Harvard University, Cambridge, MA 02138, Stati Uniti
Indian Hill Cemetery, 383 Washington St, Middletown, CT 06457, Stati Uniti
Joseph Wright Alsop V (October 10, 1910 – August 28, 1989) was an American journalist and syndicated newspaper columnist from the 1930s through the 1970s. He was an influential journalist and top insider in Washington from 1945 to the late 1960s, often in conjunction with his brother Stewart Alsop.
In 1961, he married Susan Mary Jay Patten, daughter of diplomat Peter Augustus Jay, a descendant of John Jay, and the widow of William Patten, an American diplomat who was one of Alsop's friends. By this marriage he had two stepchildren, William and Anne. The couple divorced in 1978.
A noted art connoisseur and collector, Alsop delivered six lectures at the National Gallery of Art in Washington on The History of Art Collecting in the summer of 1978.
Alsop kept his homosexuality a closely guarded secret all of his life.
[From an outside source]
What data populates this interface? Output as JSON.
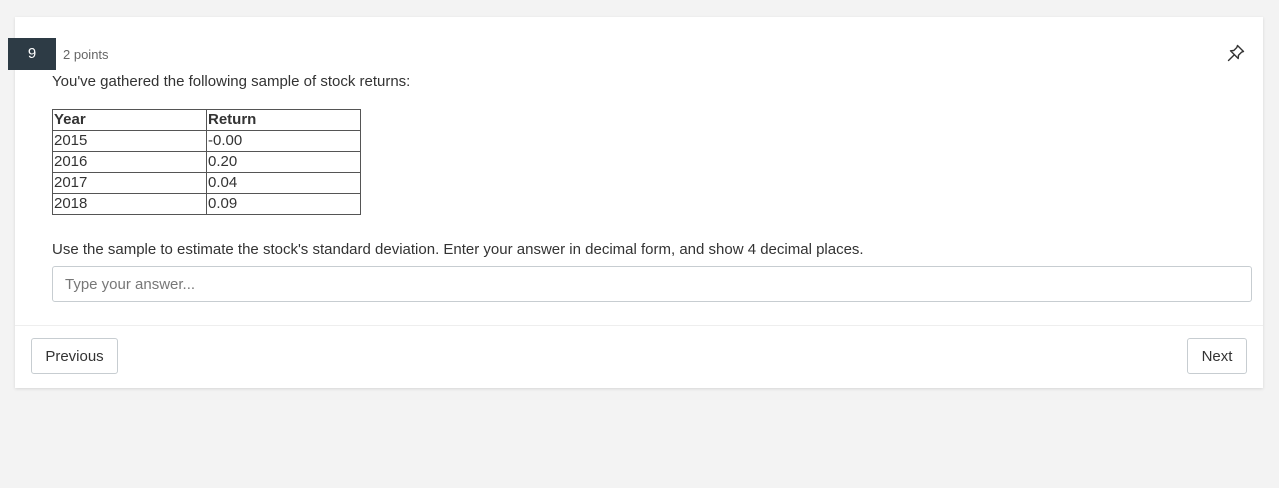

Richard Helms called him "a scrupulously closeted homosexual."
Nevertheless, Senator Joseph McCarthy insinuated that Alsop was homosexual in the course of a dispute with The Saturday Evening Post about its coverage of his campaign to remove "perverts" from government employment. When McCarthy implied that Alsop was not "healthy and normal," a Post editor vouched for him: "I know Alsop well, and I know he is a man of high character, with great courage and integrity."
Early in 1957, the KGB photographed him in a hotel room in Moscow while he was having sex with another man, an agent of the Soviet Union. He rebuffed Soviet attempts at blackmail, instead writing "a detailed account of the incident and a relevant narrative history of his sex life." It has been described as "brimming with revelations about Alsop's sex life on several continents," including a report that one of his lovers was Arthur H. Vandenberg, Jr., who had resigned as Dwight Eisenhower's appointments secretary in 1953. His accounts, delivered to a friend in the CIA, quickly reached the FBI, allowing J. Edgar Hoover to spread the information through the Eisenhower administration, many of whose members had fought sharp battles with Alsop.
Hoover told President Lyndon B. Johnson about the Moscow incident in 1964, and Johnson told Secretary of Defense Robert S. McNamara about Alsop's FBI file.
In 1965, Alsop complained to friends that Johnson was tapping his phone, a claim that infuriated Johnson, who believed that he had protected Alsop from McCarthy's attacks. Alsop told White House Press Secretary Bill Moyers that he believed the administration was tapping his phone and was spreading gossip about his personal life, all in an attempt to stop leaks.
When Moyers reported the charges, Johnson ordered Attorney General Nicholas Katzenbach to be certain no such wiretap was in place and protested that he never ordered one: "I'm as innocent of it as I am of murdering your wife," he told Katzenbach.
In the 1970s, the Soviets sent Alsop's embarrassing photos to several prominent American journalists without adverse consequences. Alsop considered making his homosexuality public to end the harassment but decided otherwise.
He was at work on a memoir when he died at his home in the Georgetown section of Washington, D.C., on August 28, 1989. He is buried at Indian Hill Cemetery, Middletown, Connecticut. The memoir was published posthumously as I've Seen the Best of It.